Altered Carbon is a post-modern series that doesn’t follow the norms of popular series. You may be surprised and sometimes disturbed by what happens to characters. Like many other post-modern stories, the story-line is not the important part and sometimes fragments of episodes have more to say than expected.
AFTER YOU WATCHED
The series takes place over 360 years in the future, with most episodes set in the year 2384, in Bay City, a futuristic metropolis. In that future, memories of humans and their consciousness can be saves in a disk-shaped device called a cortical stack, which is implanted in the vertebrae at the back of the neck.
These storage devices have been reverse-engineered from some alien device and mass-produced by hi-tech companies and sold to rich people. Rich people have synthetic bodies are called “sleeves” and if their sleeves die, the stacks can be transferred to new bodies. A person with those sleeves can still be killed if his/her stack is destroyed.

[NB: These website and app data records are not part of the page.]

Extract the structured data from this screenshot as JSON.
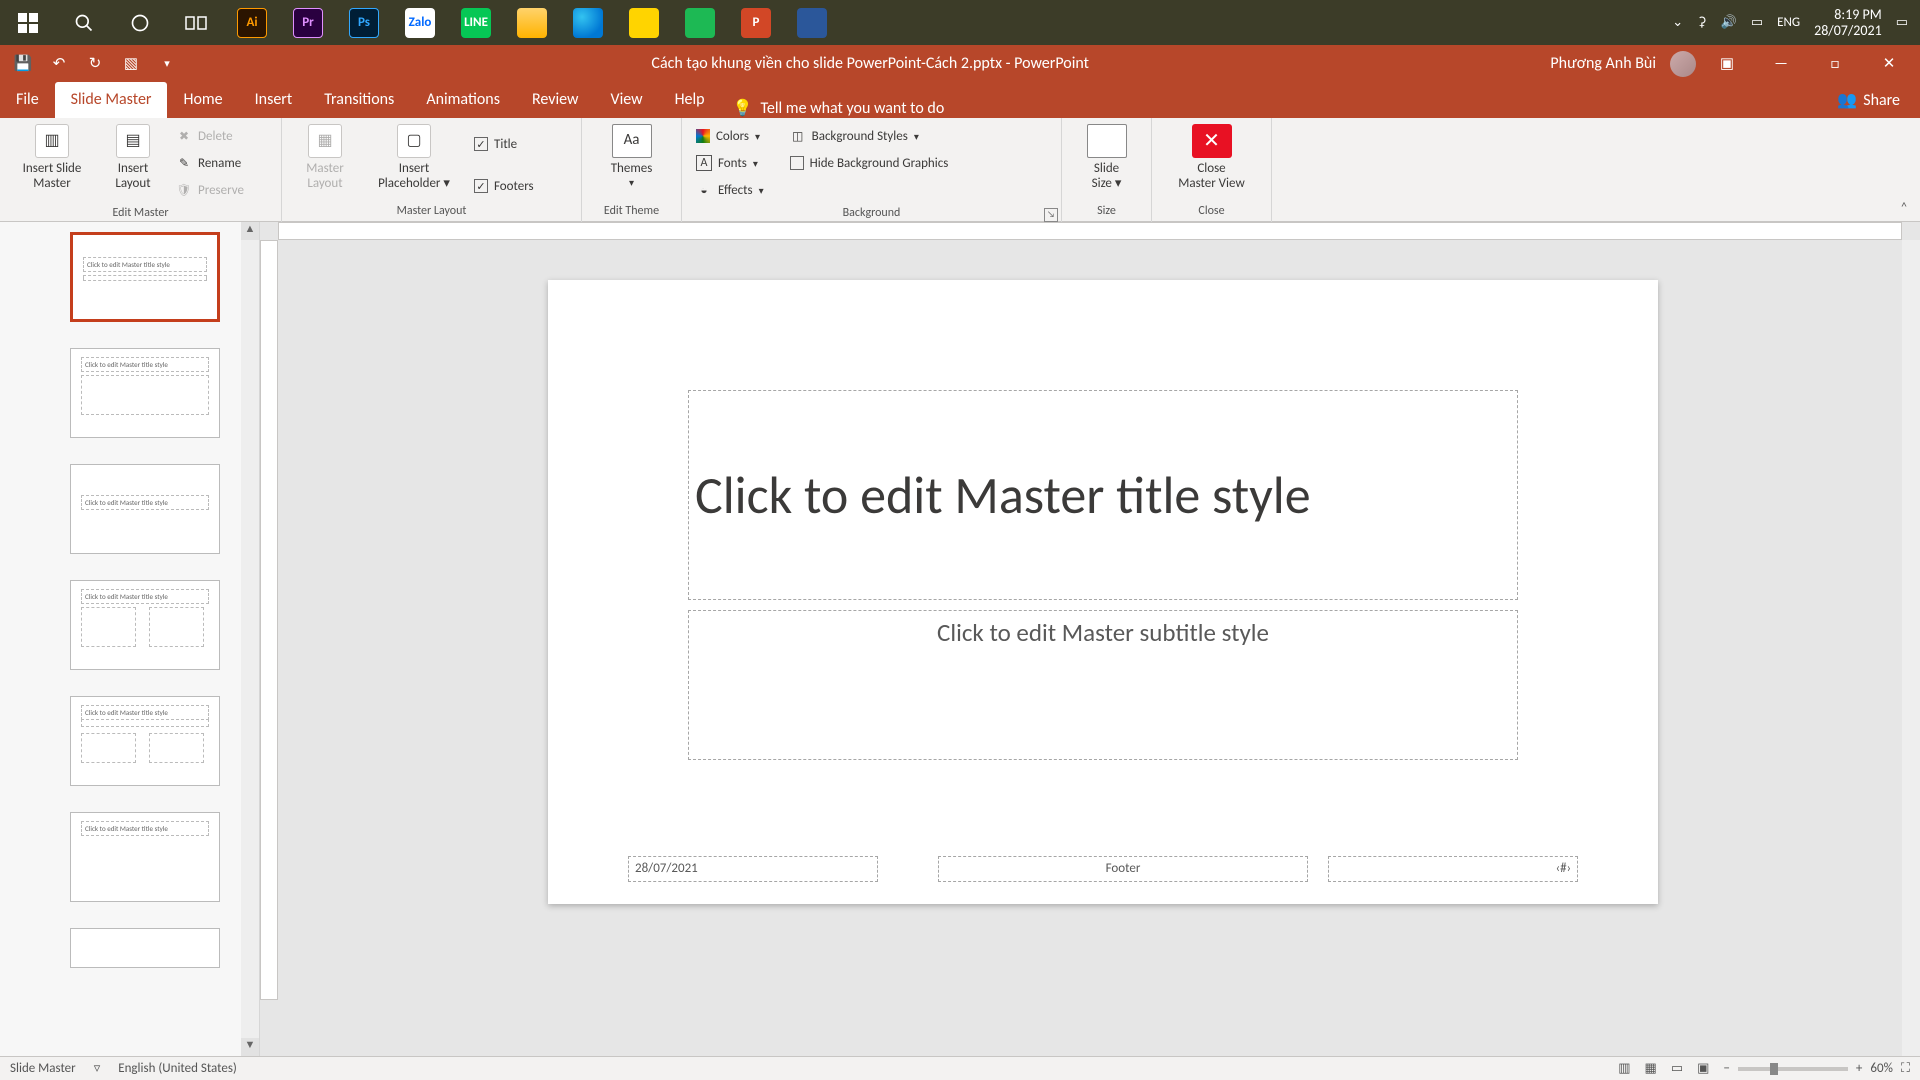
{
  "taskbar": {
    "lang": "ENG",
    "time": "8:19 PM",
    "date": "28/07/2021"
  },
  "titlebar": {
    "document": "Cách tạo khung viền cho slide PowerPoint-Cách 2.pptx  -  PowerPoint",
    "user": "Phương Anh Bùi"
  },
  "tabs": {
    "file": "File",
    "slide_master": "Slide Master",
    "home": "Home",
    "insert": "Insert",
    "transitions": "Transitions",
    "animations": "Animations",
    "review": "Review",
    "view": "View",
    "help": "Help",
    "tell_me": "Tell me what you want to do",
    "share": "Share"
  },
  "ribbon": {
    "edit_master": {
      "insert_slide_master": "Insert Slide\nMaster",
      "insert_layout": "Insert\nLayout",
      "delete": "Delete",
      "rename": "Rename",
      "preserve": "Preserve",
      "group": "Edit Master"
    },
    "master_layout": {
      "master_layout": "Master\nLayout",
      "insert_placeholder": "Insert\nPlaceholder",
      "title_chk": "Title",
      "footers_chk": "Footers",
      "group": "Master Layout"
    },
    "edit_theme": {
      "themes": "Themes",
      "group": "Edit Theme"
    },
    "background": {
      "colors": "Colors",
      "fonts": "Fonts",
      "effects": "Effects",
      "bg_styles": "Background Styles",
      "hide_bg": "Hide Background Graphics",
      "group": "Background"
    },
    "size": {
      "slide_size": "Slide\nSize",
      "group": "Size"
    },
    "close": {
      "close_master": "Close\nMaster View",
      "group": "Close"
    }
  },
  "thumbnails": {
    "master_text": "Click to edit Master title style"
  },
  "slide": {
    "title": "Click to edit Master title style",
    "subtitle": "Click to edit Master subtitle style",
    "date": "28/07/2021",
    "footer": "Footer",
    "num": "‹#›"
  },
  "status": {
    "mode": "Slide Master",
    "lang": "English (United States)",
    "zoom": "60%"
  }
}
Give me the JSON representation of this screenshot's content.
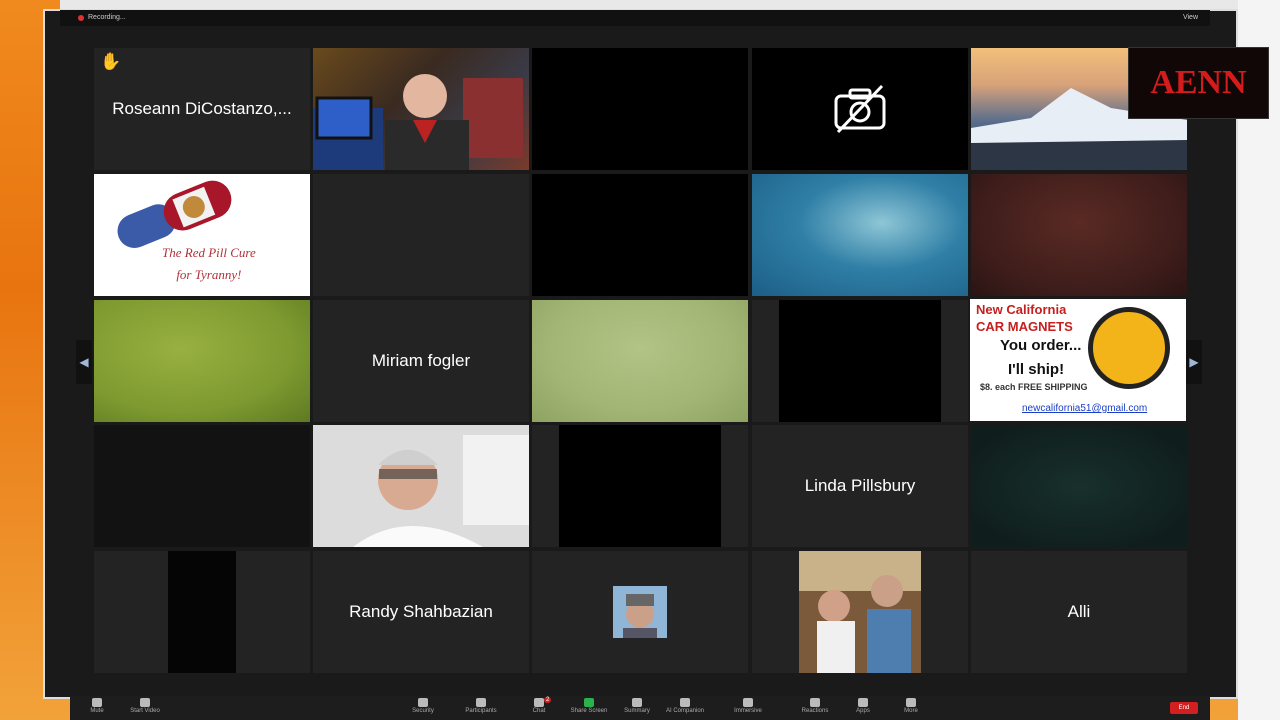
{
  "window": {
    "title_left": "Recording...",
    "title_right": "View"
  },
  "participants": [
    {
      "id": "roseann",
      "name": "Roseann DiCostanzo,...",
      "hand_raised": true
    },
    {
      "id": "miriam",
      "name": "Miriam fogler"
    },
    {
      "id": "linda",
      "name": "Linda Pillsbury"
    },
    {
      "id": "randy",
      "name": "Randy Shahbazian"
    },
    {
      "id": "alli",
      "name": "Alli"
    }
  ],
  "tiles": {
    "red_pill": {
      "line1": "The Red Pill Cure",
      "line2": "for Tyranny!"
    },
    "magnets": {
      "line1": "New California",
      "line2": "CAR MAGNETS",
      "line3": "You order...",
      "line4": "I'll ship!",
      "line5": "$8. each  FREE SHIPPING",
      "line6": "newcalifornia51@gmail.com"
    }
  },
  "watermark": {
    "logo": "AENN"
  },
  "toolbar": {
    "items": [
      "Mute",
      "Start Video",
      "Security",
      "Participants",
      "Chat",
      "Share Screen",
      "Summary",
      "AI Companion",
      "Immersive",
      "Reactions",
      "Apps",
      "More"
    ],
    "chat_badge": "2",
    "end_label": "End"
  },
  "icons": {
    "hand": "raised-hand-icon",
    "camera_off": "camera-off-icon",
    "prev": "chevron-left-icon",
    "next": "chevron-right-icon"
  },
  "colors": {
    "end_button": "#d21f1f",
    "logo_red": "#d51c1c",
    "badge_green": "#2bb24c"
  }
}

While this theoretically means anyone can live forever, only the wealthiest, known as “Meths” have the means to do so through clones and remote storage of their consciousness in satellites. The main question that is the core of despair in immortal characters is about the memories and their role in shaping a person.
Altered Carbon is a post-modern narrative of the absurdity of human life when death is avoidable and morality needs to be clarified in the shadow of immortality. The motif of the series can be summarized in this sentence: With infinite future comes infinite past.
Humans are reborn many times but instead of enjoying immortality, they become bitter and despair people who are suffering again and again. The intelligent motif of Altered Carbon is to show how absurd will be life when there is no death. All human perceptions of the world need a new interpretation to be meaningful in the weird circumstance.
The main conflict in Altered Carbon is between those who invented immortal life and those who are against it. Actually, the motto of rebels can be: “Death with immortal life!” A contradiction in the core meaning of war.
It reminds us of the famous motto of Spanish prisoners who were being executed by the French army in “The Phantom of Liberty” by Luis Buñuel. They were shouting “Death with the freedom!” French soldiers of Napoleon invaded Spain with the motto of spreading liberty but in fact, they took away the freedom of countries they captured. A contradiction in the motivation of war and its real consequences.
There is a significant difference between the first and second seasons. As much as the first season relies on the deep thought about life and death and meaning of life when hi-tech innovations can create immortality, the second season relies on action scenes and visual effects. The second season can’t go beyond a sci-fi action series that doesn’t satisfy its fans. Of course, we shouldn’t ignore that sex and violence are the common elements of the first season’s episodes. The second season is moderated in this aspect.